[Comments] (1) Archive: On Friday I decoded a BCDIC punch card that my dad used to sign up for classes at UCLA in 1968. It says, "C 6088312496U40" What drove me to this? Well:

Some addenda acquired from readers while I performed that blob of text on identica/Twitter:

[Comments] (8) Constellation Games Author Commentary #17: "Their First Contact Was Better": This chapter has the best title in the whole book. Just gettin' that out of the way. This week sets up the plot for the next couple months while focusing the action on the emotional core of Part Two: Ariel's relationships with other humans people from Earth.

I really liked the comments from last week's commentary--two people I didn't know were reading said hello, Brendan responded to my evaluation of his reader commentary, and my friend Zack (whose name I stupidly misspelled) disputed my use of Creative License. If you're enjoying these commentaries, please do say hi in the comments.

Look on last week's Twitter archive, ye mighty, and despair. Tetsuo won't be posting for a while because of the Internet blackout. Here's this week's commentary:

And there we go. Be sure to tune in next week, when Ariel's all like, that's right, motherfucker, you're not the only one who can use paper. Oh, and Tetsuo writes a game review!

Image credits: NASA, unknown, Flickr user puuikibeach.

← Last week | Next week →

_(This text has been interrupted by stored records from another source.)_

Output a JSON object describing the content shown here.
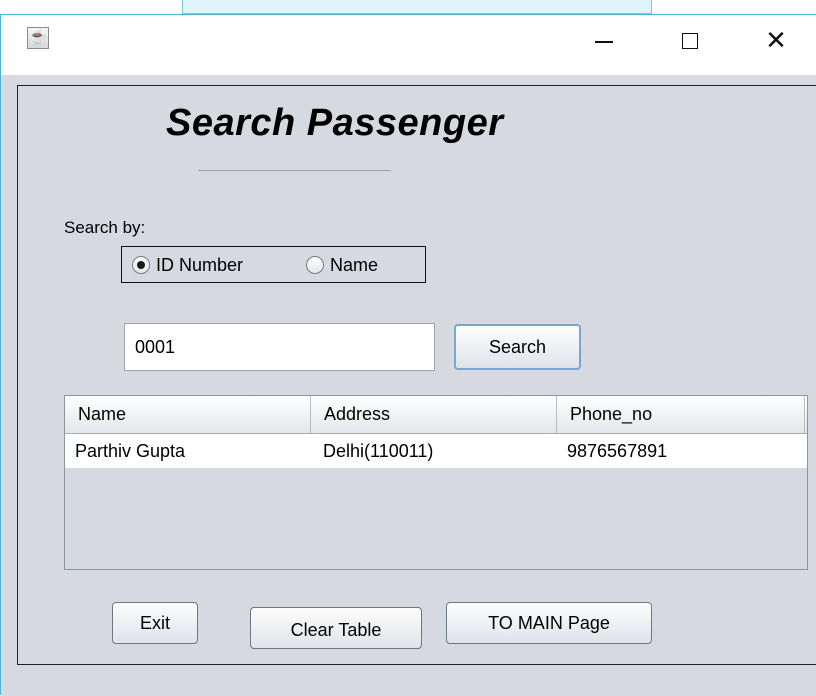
{
  "window": {
    "app_icon": "java-cup-icon",
    "minimize_symbol": "—",
    "maximize_symbol": "☐",
    "close_symbol": "✕"
  },
  "form": {
    "title": "Search Passenger",
    "search_by_label": "Search by:",
    "radio_options": [
      {
        "label": "ID Number",
        "selected": true
      },
      {
        "label": "Name",
        "selected": false
      }
    ],
    "search_value": "0001",
    "search_button": "Search"
  },
  "table": {
    "columns": [
      "Name",
      "Address",
      "Phone_no"
    ],
    "rows": [
      [
        "Parthiv Gupta",
        "Delhi(110011)",
        "9876567891"
      ]
    ]
  },
  "buttons": {
    "exit": "Exit",
    "clear_table": "Clear Table",
    "to_main": "TO MAIN Page"
  },
  "colors": {
    "panel_background": "#d6d9df",
    "window_border": "#4fb3d9",
    "search_button_focus": "#79a6cf"
  }
}
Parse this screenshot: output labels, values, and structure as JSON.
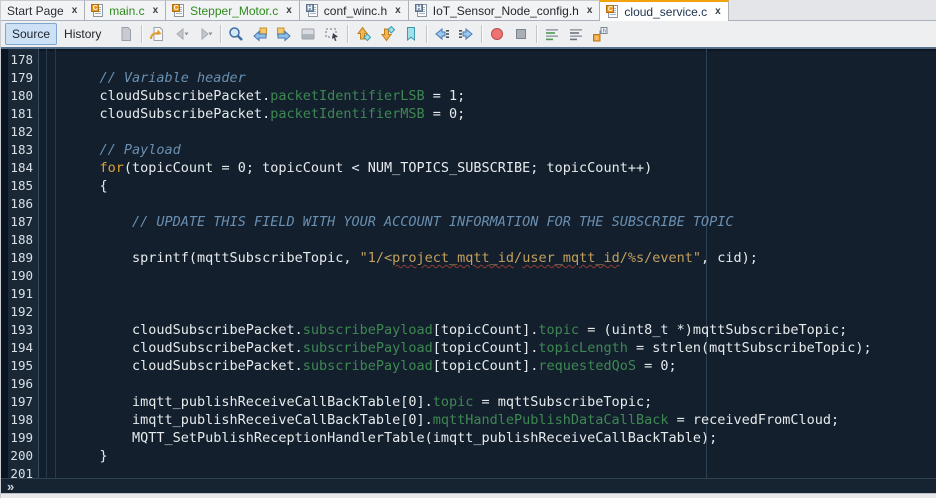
{
  "tab_bar": {
    "tabs": [
      {
        "label": "Start Page",
        "close_glyph": "x",
        "file_type": "none",
        "text_color": "#2A2E34",
        "selected": false
      },
      {
        "label": "main.c",
        "close_glyph": "x",
        "file_type": "c",
        "text_color": "#2E8A1E",
        "selected": false
      },
      {
        "label": "Stepper_Motor.c",
        "close_glyph": "x",
        "file_type": "c",
        "text_color": "#2E8A1E",
        "selected": false
      },
      {
        "label": "conf_winc.h",
        "close_glyph": "x",
        "file_type": "h",
        "text_color": "#24282E",
        "selected": false
      },
      {
        "label": "IoT_Sensor_Node_config.h",
        "close_glyph": "x",
        "file_type": "h",
        "text_color": "#24282E",
        "selected": false
      },
      {
        "label": "cloud_service.c",
        "close_glyph": "x",
        "file_type": "c",
        "text_color": "#1D3250",
        "selected": true
      }
    ]
  },
  "toolbar": {
    "source_label": "Source",
    "history_label": "History",
    "icons": [
      "last-edited-document",
      "|",
      "jump-to-last-edit",
      "back",
      "forward",
      "|",
      "find-selection",
      "find-previous",
      "find-next",
      "toggle-highlight-search",
      "rectangular-selection",
      "|",
      "previous-bookmark",
      "next-bookmark",
      "toggle-bookmark",
      "|",
      "shift-line-left",
      "shift-line-right",
      "|",
      "start-macro-recording",
      "stop-macro-recording",
      "|",
      "comment-lines",
      "uncomment-lines",
      "toggle-header-source"
    ]
  },
  "editor": {
    "first_line_number": 178,
    "last_line_number": 201,
    "lines": [
      {
        "tokens": []
      },
      {
        "tokens": [
          [
            "    ",
            "d"
          ],
          [
            "// Variable header",
            "c"
          ]
        ]
      },
      {
        "tokens": [
          [
            "    cloudSubscribePacket.",
            "d"
          ],
          [
            "packetIdentifierLSB",
            "f"
          ],
          [
            " = 1;",
            "d"
          ]
        ]
      },
      {
        "tokens": [
          [
            "    cloudSubscribePacket.",
            "d"
          ],
          [
            "packetIdentifierMSB",
            "f"
          ],
          [
            " = 0;",
            "d"
          ]
        ]
      },
      {
        "tokens": []
      },
      {
        "tokens": [
          [
            "    ",
            "d"
          ],
          [
            "// Payload",
            "c"
          ]
        ]
      },
      {
        "tokens": [
          [
            "    ",
            "d"
          ],
          [
            "for",
            "k"
          ],
          [
            "(topicCount = 0; topicCount < NUM_TOPICS_SUBSCRIBE; topicCount++)",
            "d"
          ]
        ]
      },
      {
        "tokens": [
          [
            "    {",
            "d"
          ]
        ]
      },
      {
        "tokens": []
      },
      {
        "tokens": [
          [
            "        ",
            "d"
          ],
          [
            "// UPDATE THIS FIELD WITH YOUR ACCOUNT INFORMATION FOR THE SUBSCRIBE TOPIC",
            "c"
          ]
        ]
      },
      {
        "tokens": []
      },
      {
        "tokens": [
          [
            "        sprintf(mqttSubscribeTopic, ",
            "d"
          ],
          [
            "\"1/<",
            "s"
          ],
          [
            "project_mqtt_id",
            "sw"
          ],
          [
            "/",
            "s"
          ],
          [
            "user_mqtt_id",
            "sw"
          ],
          [
            "/%s/event\"",
            "s"
          ],
          [
            ", cid);",
            "d"
          ]
        ]
      },
      {
        "tokens": []
      },
      {
        "tokens": []
      },
      {
        "tokens": []
      },
      {
        "tokens": [
          [
            "        cloudSubscribePacket.",
            "d"
          ],
          [
            "subscribePayload",
            "f"
          ],
          [
            "[topicCount].",
            "d"
          ],
          [
            "topic",
            "f"
          ],
          [
            " = (uint8_t *)mqttSubscribeTopic;",
            "d"
          ]
        ]
      },
      {
        "tokens": [
          [
            "        cloudSubscribePacket.",
            "d"
          ],
          [
            "subscribePayload",
            "f"
          ],
          [
            "[topicCount].",
            "d"
          ],
          [
            "topicLength",
            "f"
          ],
          [
            " = strlen(mqttSubscribeTopic);",
            "d"
          ]
        ]
      },
      {
        "tokens": [
          [
            "        cloudSubscribePacket.",
            "d"
          ],
          [
            "subscribePayload",
            "f"
          ],
          [
            "[topicCount].",
            "d"
          ],
          [
            "requestedQoS",
            "f"
          ],
          [
            " = 0;",
            "d"
          ]
        ]
      },
      {
        "tokens": []
      },
      {
        "tokens": [
          [
            "        imqtt_publishReceiveCallBackTable[0].",
            "d"
          ],
          [
            "topic",
            "f"
          ],
          [
            " = mqttSubscribeTopic;",
            "d"
          ]
        ]
      },
      {
        "tokens": [
          [
            "        imqtt_publishReceiveCallBackTable[0].",
            "d"
          ],
          [
            "mqttHandlePublishDataCallBack",
            "f"
          ],
          [
            " = receivedFromCloud;",
            "d"
          ]
        ]
      },
      {
        "tokens": [
          [
            "        MQTT_SetPublishReceptionHandlerTable(imqtt_publishReceiveCallBackTable);",
            "d"
          ]
        ]
      },
      {
        "tokens": [
          [
            "    }",
            "d"
          ]
        ]
      },
      {
        "tokens": []
      }
    ]
  },
  "breadcrumb": {
    "expand_glyph": "»"
  },
  "colors": {
    "selected_tab_accent": "#F0A30A",
    "modified_tab_text_green": "#2E8A1E",
    "editor_background": "#131F2D",
    "gutter_background": "#1A2836",
    "line_number_text": "#D9E0E7",
    "default_code_text": "#E6EAEC",
    "comment_text": "#6A8FB0",
    "keyword_text": "#DFA034",
    "field_text": "#3E8853",
    "string_text": "#C3A05C",
    "spellcheck_underline": "#8F3B34",
    "source_toggle_background": "#CCE0F6",
    "macro_record_red": "#EE7272"
  }
}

DLC Upsell: Did you buy one of the really cheap Constellation Games packages, and are now regretting your decision? Sorry, no refunds. Oh, you want a package with more stuff? You're in luck! Use the Candlemark & Gleam contact form to ask for an upgrade, and Kate will upgrade your subscription and invoice you for the difference.

Be sure to say which package you want. "Gold" ($12) is the one with the (electronic) phrasebook and bonus stories.

Schmeckel Needs a Van: Schmeckel, the Jewish transgender punk band most familiar to NYCB readers, has a Kickstarter project to get a sweet tour van. This lets me combine two great things in one post: crowdfunding and cool doods like Schmeckel frontman Lucian Kahn, who will probably get the Teenage Mutant Ninja Turtles airbrushed onto the tour van.

I'm still going through the Kickstarter firehose every day, but the number of projects I've backed has gone way down since the heady Month of Kickstarter. This one's an auto-back, though. Backing a crowdfunding project is like being pen pals with the Internet, so give it a shot.

[Comments] (1) Constellation Games Author Commentary #18: "The Amazing Colossal Man-in-the-Middle": Be warned! This week's commentary goes deep into the workings of a scene that was originally a disaster, and the rewrite process that made it hopefully only a minor disappointment. Fortify yourself with last week's Twitter archive before proceeding.

Tune in next week for the shocking chapter 19, in which Ariel travels the well-worn road from "unreliable narrator" to "flat-out liar." The chapter in which BEA Agent Fowler will say the ridiculous line everyone tried to get me to cut, but I refused! For you, my readers.

Image credits: Flickr user windygig, Pepe Medina, Danny Cornelissen.

← Last week | Next week →

<M <Y
Y> M>


Unless otherwise noted, all content licensed by Leonard Richardson
under a Creative Commons License.